In recent years, there has been a substantial increase in the number of registered service animals and emotional-support animals in the United States. But despite this spike, many people still don’t know that there is a significant difference between “service” animals and “emotional-support” animals.
For example, under the Americans with Disabilities Act (ADA), a “service” animal is defined as a “dog that is individually trained to do work or perform tasks for the benefit of an individual with a disability.” In addition, the tasks performed by the service dog must be “directly related” to the disability of the individual.
If an animal is considered a “service” animal, then both federal and Maryland law dictate that individuals with disabilities have the right to not only bring their animals to public places, but also to their workplaces.
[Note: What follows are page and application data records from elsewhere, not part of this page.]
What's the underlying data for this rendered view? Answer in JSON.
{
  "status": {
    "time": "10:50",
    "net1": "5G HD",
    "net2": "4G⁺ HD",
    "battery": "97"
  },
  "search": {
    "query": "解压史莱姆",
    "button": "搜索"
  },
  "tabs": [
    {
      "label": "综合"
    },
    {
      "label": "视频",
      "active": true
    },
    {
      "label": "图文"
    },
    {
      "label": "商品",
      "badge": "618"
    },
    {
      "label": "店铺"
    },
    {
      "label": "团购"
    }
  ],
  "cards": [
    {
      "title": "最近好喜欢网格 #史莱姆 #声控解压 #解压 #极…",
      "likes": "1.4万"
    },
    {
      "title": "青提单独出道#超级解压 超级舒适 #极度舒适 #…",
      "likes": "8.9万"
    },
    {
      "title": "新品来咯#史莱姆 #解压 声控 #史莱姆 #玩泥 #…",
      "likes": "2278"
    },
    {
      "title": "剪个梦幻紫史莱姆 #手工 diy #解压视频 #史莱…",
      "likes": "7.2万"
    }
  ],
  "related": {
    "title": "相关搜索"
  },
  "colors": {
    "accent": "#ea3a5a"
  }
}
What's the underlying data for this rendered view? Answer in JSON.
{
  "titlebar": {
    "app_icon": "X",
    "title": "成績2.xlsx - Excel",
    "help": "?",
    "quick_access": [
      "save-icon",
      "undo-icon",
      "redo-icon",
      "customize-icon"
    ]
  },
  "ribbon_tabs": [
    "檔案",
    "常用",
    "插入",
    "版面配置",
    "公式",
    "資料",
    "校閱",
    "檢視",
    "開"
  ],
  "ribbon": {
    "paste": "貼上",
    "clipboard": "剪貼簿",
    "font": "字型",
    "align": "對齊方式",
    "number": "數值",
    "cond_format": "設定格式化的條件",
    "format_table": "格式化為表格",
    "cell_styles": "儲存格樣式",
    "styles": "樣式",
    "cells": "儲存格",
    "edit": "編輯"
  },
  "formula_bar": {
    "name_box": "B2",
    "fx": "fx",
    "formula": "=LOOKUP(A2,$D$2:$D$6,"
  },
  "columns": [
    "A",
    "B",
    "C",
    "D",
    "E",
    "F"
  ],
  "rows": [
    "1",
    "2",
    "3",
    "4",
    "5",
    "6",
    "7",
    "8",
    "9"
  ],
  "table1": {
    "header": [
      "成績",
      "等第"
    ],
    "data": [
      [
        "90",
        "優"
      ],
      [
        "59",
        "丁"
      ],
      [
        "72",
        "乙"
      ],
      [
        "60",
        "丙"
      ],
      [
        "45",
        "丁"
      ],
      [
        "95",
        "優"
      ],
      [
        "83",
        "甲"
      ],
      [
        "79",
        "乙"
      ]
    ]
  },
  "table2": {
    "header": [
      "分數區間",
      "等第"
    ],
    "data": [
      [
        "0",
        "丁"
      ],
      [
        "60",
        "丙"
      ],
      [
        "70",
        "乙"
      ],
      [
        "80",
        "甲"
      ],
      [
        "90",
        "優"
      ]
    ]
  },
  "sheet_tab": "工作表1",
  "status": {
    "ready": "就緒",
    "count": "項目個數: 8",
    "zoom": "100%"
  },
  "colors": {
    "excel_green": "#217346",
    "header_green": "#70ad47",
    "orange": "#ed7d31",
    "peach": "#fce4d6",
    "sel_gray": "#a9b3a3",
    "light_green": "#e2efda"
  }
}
However, these same rights to not apply for emotional-support, comfort or companion animals. In fact, ADA regulations expressly state that an animal that provides “emotional support, well-being, comfort or companionship” is not considered to be “working” or “performing tasks” for the benefit of a disabled individual — meaning these animals do not enjoy the same protections and privileges as “service” animals.
A few examples of what constitutes a service animal include:
- A dog that help individuals who are blind with navigation and other tasks
- A dog that is trained to detect the onset of a seizure in an individual who has epilepsy
- A dog that alerts individuals who are hard of hearing to the presence of sounds or people
- A dog that is trained to remind a person who has depression to take their medications
What employers should know
As mentioned above, employees with disabilities are permitted under the law to bring service animals to work, so long as they meet the requirements under the law. Therefore, if an employee asks their employer to bring their service dog to work, the employer should process this request like it would any other request for a reasonable accommodation from a disabled employee.
Conversely, employers are not required to allow employees to bring emotional-support or comfort animals to work since these animals have not been trained to perform a specific task or job. However, employers still need to be careful when they deny an employee’s request to bring in an emotional-support dog since it may actually be considered a “service” animal under the law.
For instance, federal law makes a distinction between an emotional-support animal and a psychiatric service animal. If the dog has been trained to detect the onset of an anxiety attack or psychiatric episode, and it take specific actions to lessen the impact of the attack or avoid it completely, such as reminding the individual to take medicine, then the dog would be considered a service animal. But if the dog merely provides comfort and therapeutic benefits, then it is NOT a service animal.
Therefore, before an employer denies an employee’s request to bring an emotional-support dog to work, they should first be certain that it is indeed an emotional-support dog and not a psychiatric service animal. If they make the wrong assessment, they can find themselves in legal trouble under the ADA.